Records from a data collection:
================================

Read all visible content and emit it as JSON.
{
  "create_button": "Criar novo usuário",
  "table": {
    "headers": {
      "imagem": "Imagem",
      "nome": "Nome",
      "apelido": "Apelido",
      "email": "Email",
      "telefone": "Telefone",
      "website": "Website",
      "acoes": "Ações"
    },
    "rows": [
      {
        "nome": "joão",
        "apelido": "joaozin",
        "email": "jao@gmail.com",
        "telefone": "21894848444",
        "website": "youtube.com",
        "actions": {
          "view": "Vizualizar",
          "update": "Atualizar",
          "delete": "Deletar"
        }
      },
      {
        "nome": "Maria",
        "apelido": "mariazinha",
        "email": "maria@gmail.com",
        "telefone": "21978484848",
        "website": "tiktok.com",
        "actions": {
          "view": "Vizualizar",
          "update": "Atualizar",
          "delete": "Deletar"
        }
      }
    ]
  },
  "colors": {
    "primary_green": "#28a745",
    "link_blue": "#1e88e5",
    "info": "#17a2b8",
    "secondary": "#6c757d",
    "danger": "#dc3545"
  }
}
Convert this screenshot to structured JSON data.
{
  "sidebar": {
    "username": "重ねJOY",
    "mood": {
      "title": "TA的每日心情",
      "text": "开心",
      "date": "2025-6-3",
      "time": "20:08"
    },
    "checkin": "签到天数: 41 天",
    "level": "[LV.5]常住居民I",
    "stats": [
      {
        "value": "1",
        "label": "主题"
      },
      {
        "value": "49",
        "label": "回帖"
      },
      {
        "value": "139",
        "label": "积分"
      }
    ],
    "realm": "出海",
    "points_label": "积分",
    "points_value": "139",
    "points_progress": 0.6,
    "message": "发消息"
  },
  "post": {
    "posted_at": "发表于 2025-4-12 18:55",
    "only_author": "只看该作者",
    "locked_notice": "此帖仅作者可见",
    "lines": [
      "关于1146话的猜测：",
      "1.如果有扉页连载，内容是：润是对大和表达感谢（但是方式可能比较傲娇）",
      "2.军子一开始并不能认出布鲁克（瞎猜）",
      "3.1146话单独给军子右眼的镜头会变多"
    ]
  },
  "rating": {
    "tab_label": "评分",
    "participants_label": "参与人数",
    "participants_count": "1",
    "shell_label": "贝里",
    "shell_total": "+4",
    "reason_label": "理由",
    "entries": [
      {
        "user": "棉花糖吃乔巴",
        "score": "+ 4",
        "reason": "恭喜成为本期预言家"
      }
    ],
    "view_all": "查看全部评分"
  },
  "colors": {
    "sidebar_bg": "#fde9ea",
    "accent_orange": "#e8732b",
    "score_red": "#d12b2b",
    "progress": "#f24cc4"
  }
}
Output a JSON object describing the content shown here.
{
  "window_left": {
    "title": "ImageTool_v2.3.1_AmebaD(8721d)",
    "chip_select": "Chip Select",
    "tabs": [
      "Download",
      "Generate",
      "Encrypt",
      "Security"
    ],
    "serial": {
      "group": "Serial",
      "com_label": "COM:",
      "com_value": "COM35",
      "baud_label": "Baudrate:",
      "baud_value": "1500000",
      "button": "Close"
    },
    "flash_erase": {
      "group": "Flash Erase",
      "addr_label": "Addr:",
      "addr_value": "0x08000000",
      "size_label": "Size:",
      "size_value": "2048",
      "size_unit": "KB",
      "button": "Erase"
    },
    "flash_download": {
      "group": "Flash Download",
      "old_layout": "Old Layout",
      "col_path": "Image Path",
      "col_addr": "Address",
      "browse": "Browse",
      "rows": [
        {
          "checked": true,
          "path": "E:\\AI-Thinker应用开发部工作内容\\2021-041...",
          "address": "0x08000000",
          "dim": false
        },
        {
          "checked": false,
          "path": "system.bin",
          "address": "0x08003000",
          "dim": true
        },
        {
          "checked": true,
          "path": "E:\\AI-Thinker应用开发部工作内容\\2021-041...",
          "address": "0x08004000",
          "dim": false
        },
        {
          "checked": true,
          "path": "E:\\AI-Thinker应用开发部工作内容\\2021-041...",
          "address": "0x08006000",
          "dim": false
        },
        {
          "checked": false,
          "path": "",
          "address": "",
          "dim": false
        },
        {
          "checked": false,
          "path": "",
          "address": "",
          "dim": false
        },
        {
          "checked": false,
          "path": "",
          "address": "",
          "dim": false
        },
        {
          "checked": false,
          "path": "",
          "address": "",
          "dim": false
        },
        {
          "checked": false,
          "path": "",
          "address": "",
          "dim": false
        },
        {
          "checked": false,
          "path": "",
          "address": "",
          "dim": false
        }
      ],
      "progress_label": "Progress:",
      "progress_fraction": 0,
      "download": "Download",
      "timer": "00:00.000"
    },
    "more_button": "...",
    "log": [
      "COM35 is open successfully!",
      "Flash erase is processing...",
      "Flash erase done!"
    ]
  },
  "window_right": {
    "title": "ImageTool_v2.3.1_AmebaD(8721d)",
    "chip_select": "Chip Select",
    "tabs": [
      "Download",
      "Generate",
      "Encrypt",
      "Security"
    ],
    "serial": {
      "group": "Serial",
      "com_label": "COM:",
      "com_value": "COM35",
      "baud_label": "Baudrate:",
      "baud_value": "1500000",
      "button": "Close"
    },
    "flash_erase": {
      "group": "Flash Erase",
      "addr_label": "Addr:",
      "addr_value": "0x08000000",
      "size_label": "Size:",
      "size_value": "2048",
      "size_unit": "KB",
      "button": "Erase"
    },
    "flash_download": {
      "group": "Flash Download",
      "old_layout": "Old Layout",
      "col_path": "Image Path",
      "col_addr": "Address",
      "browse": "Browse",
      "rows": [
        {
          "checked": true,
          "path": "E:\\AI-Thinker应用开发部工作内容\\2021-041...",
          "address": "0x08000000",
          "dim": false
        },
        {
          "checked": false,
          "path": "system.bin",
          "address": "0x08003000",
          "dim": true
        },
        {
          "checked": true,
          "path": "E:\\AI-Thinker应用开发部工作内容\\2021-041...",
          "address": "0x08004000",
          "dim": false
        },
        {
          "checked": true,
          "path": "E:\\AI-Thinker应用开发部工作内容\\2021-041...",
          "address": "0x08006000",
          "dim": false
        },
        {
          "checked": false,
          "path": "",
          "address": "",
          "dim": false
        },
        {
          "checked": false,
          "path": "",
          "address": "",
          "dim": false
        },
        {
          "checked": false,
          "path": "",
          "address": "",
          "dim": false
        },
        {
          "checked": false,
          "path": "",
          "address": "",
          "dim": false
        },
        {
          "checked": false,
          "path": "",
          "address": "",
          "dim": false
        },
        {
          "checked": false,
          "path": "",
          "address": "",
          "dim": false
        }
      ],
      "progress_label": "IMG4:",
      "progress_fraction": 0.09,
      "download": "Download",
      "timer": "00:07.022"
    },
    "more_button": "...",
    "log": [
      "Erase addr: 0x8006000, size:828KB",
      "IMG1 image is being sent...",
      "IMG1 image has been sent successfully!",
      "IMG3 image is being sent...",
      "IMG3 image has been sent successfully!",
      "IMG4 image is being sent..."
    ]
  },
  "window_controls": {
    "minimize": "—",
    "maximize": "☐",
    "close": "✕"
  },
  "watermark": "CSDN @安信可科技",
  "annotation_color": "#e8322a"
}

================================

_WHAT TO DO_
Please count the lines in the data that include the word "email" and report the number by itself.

_ANSWER_
3